What is China's Belt and Road Initiative, and Why is East Africa in Focus?
Convening Space, IDS
Three years since the launch of China's flagship outbound investment strategy, One Belt One Road (OBOR), many are left uncertain - what is OBOR and what exactly is China trying to achieve?
Based on study of trade-related potential for win-win development between China and Africa countries, Dr. Lauren Johnston will explain economic push factors underlying China's outbound investment agenda, and the attractiveness of selective 'Road' countries in Africa.
Arguing that the timeliness of OBOR investments for particular African economies could help underlie sustained economic development, she adds a call for Australia, the only OECD member of the Indian Ocean Rim Association (IORA), to grasp related new challenges and opportunity.
About the speaker
Dr Lauren Johnston is a Research Fellow in the Melbourne Institute of Applied Economic and Social Research. Lauren's research in development economics applies mainly to China and Africa, and China-Africa relations. Previously Lauren taught Chinese economy at the Beijing Foreign Studies University (IES), and held positions at the World Bank in DC and World Economic Forum in Geneva.
As a Fellow of the Overseas Development Institute she was an economist in the Ministries of Finance of Guyana and Sierra Leone each for a year. Lauren holds a PhD (Econ) from Peking University, a MSc (Dev Econ) from the University of London (SOAS) and a BA/BCom from the University of Melbourne.
About the organisers
CRPD is at the forefront of research and practical analysis that helps connect governments, donors, civil society, and academia to explore new way to address global development challenges, with a particular focus on the BRICS (Brazil, Russia, India, China and South Africa) and other increasingly influential middle-income countries

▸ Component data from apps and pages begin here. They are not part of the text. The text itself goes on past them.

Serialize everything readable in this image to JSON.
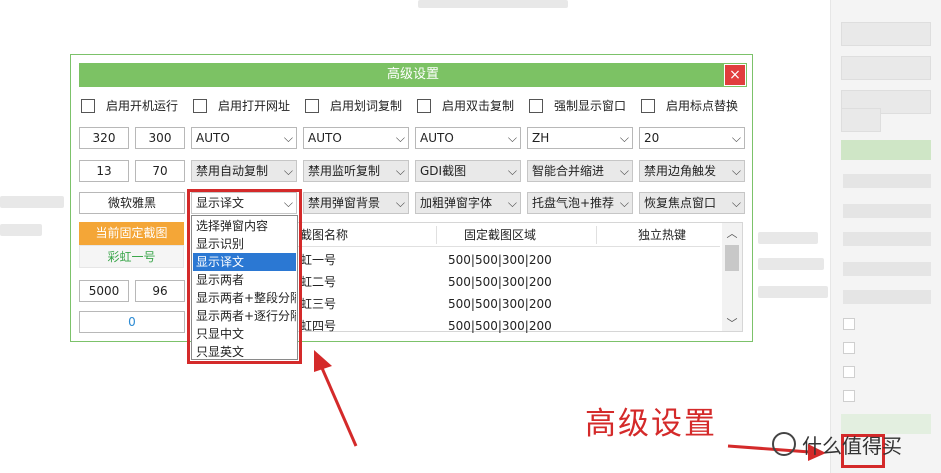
{
  "dialog": {
    "title": "高级设置",
    "close_icon": "×",
    "checkboxes": [
      {
        "label": "启用开机运行",
        "checked": false
      },
      {
        "label": "启用打开网址",
        "checked": false
      },
      {
        "label": "启用划词复制",
        "checked": false
      },
      {
        "label": "启用双击复制",
        "checked": false
      },
      {
        "label": "强制显示窗口",
        "checked": false
      },
      {
        "label": "启用标点替换",
        "checked": false
      }
    ],
    "row1": {
      "num_a": "320",
      "num_b": "300",
      "selects": [
        "AUTO",
        "AUTO",
        "AUTO",
        "ZH",
        "20"
      ]
    },
    "row2": {
      "num_a": "13",
      "num_b": "70",
      "selects": [
        "禁用自动复制",
        "禁用监听复制",
        "GDI截图",
        "智能合并缩进",
        "禁用边角触发"
      ]
    },
    "row3": {
      "font_button": "微软雅黑",
      "selects": [
        "显示译文",
        "禁用弹窗背景",
        "加粗弹窗字体",
        "托盘气泡+推荐",
        "恢复焦点窗口"
      ]
    },
    "left_panel": {
      "current_fixed_btn": "当前固定截图",
      "rainbow_label": "彩虹一号",
      "num_a": "5000",
      "num_b": "96",
      "counter": "0"
    },
    "table": {
      "headers": [
        "截图名称",
        "固定截图区域",
        "独立热键"
      ],
      "rows": [
        {
          "name": "虹一号",
          "area": "500|500|300|200",
          "hotkey": ""
        },
        {
          "name": "虹二号",
          "area": "500|500|300|200",
          "hotkey": ""
        },
        {
          "name": "虹三号",
          "area": "500|500|300|200",
          "hotkey": ""
        },
        {
          "name": "虹四号",
          "area": "500|500|300|200",
          "hotkey": ""
        }
      ]
    },
    "dropdown_options": [
      "选择弹窗内容",
      "显示识别",
      "显示译文",
      "显示两者",
      "显示两者+整段分隔",
      "显示两者+逐行分隔",
      "只显中文",
      "只显英文"
    ],
    "dropdown_selected": "显示译文"
  },
  "annotation": "高级设置",
  "watermark": "什么值得买",
  "colors": {
    "title_green": "#7cc264",
    "close_red": "#e13d3d",
    "accent_orange": "#f4a637",
    "highlight_blue": "#2b78d3",
    "annotation_red": "#d42a2a"
  }
}
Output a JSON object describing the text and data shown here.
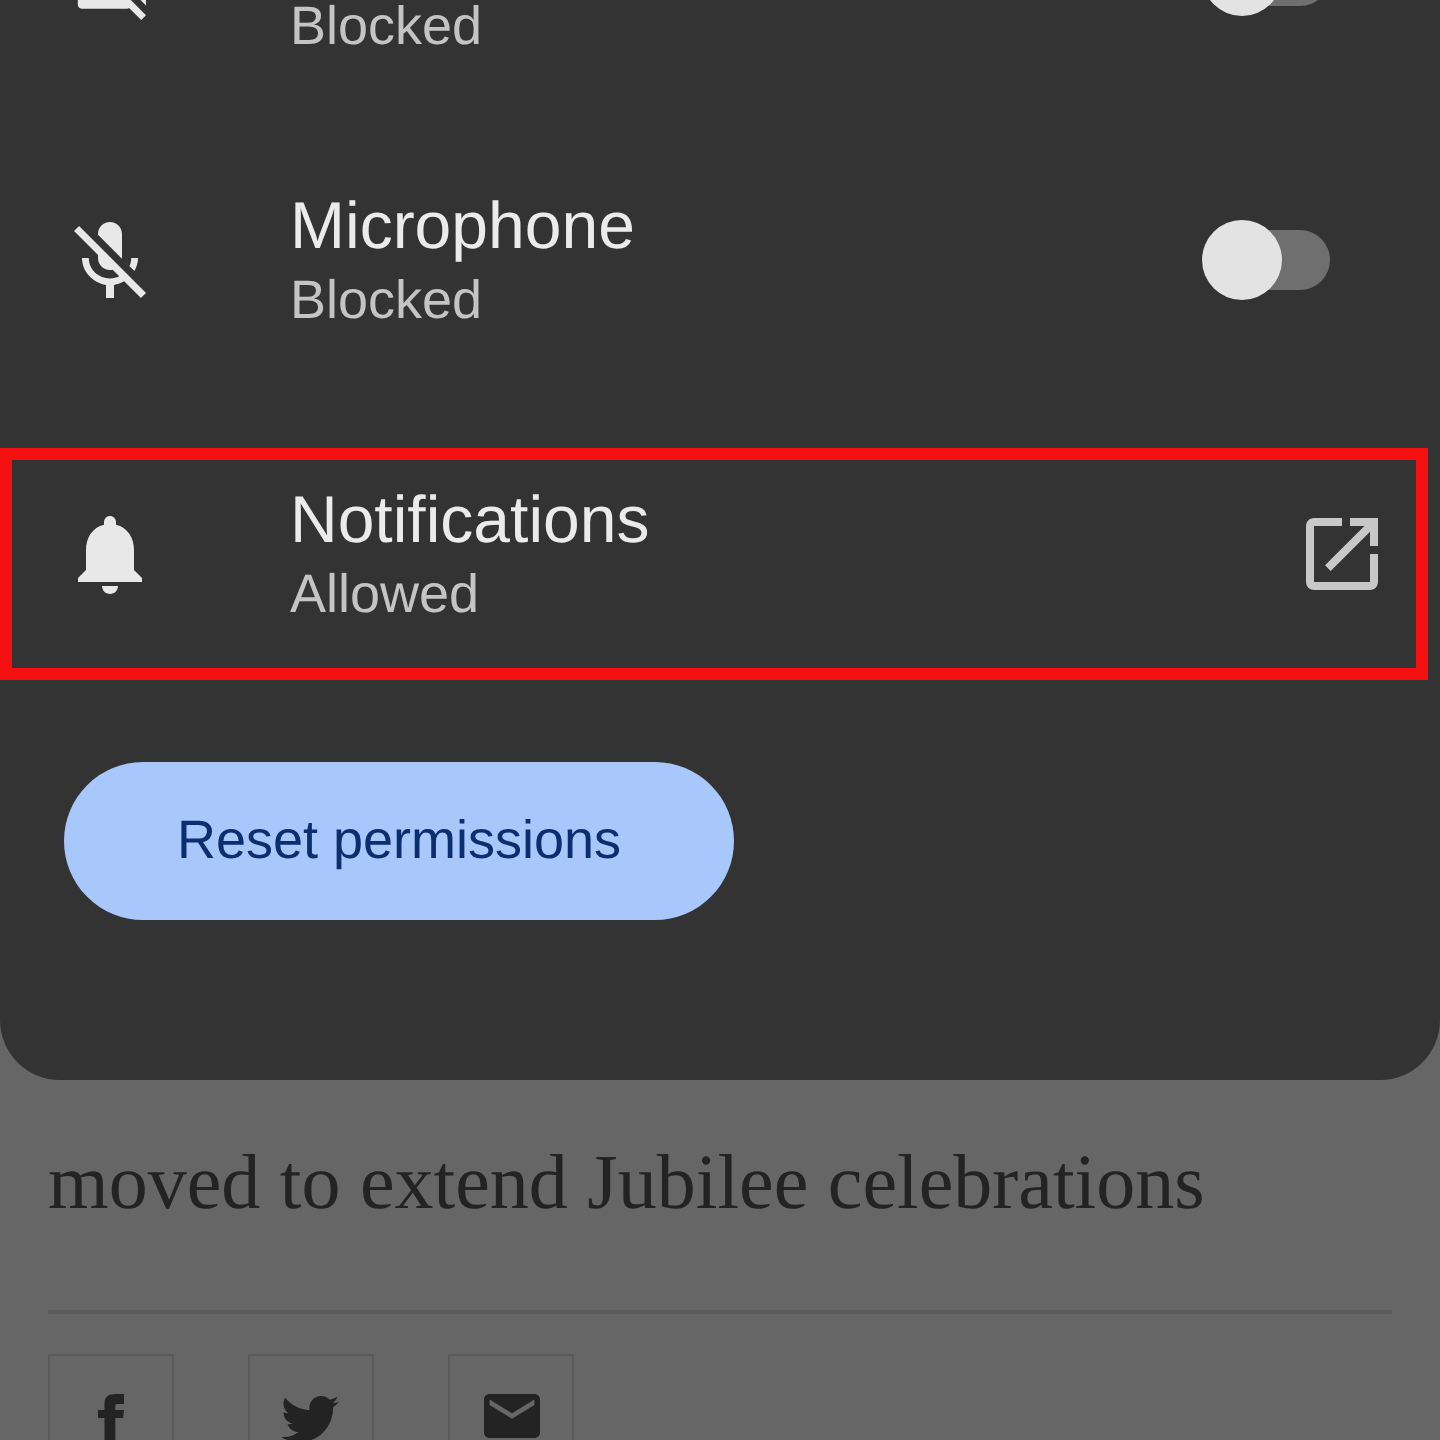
{
  "permissions_sheet": {
    "permissions": [
      {
        "kind": "toggle",
        "subtitle": "Blocked",
        "on": false,
        "highlighted": false
      },
      {
        "kind": "toggle",
        "title": "Microphone",
        "subtitle": "Blocked",
        "on": false,
        "highlighted": false
      },
      {
        "kind": "link",
        "title": "Notifications",
        "subtitle": "Allowed",
        "highlighted": true
      }
    ],
    "reset_button": "Reset permissions"
  },
  "article": {
    "paragraph": "moved to extend Jubilee celebrations",
    "share_buttons": [
      {
        "kind": "facebook"
      },
      {
        "kind": "twitter"
      },
      {
        "kind": "email"
      }
    ]
  }
}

The Business and Development Centre seeks to provide much needed research and practical analysis on the role business plays in addressing global challenges such as inequality, sustainability and security informed by thinking from across business, economics, political science and development studies.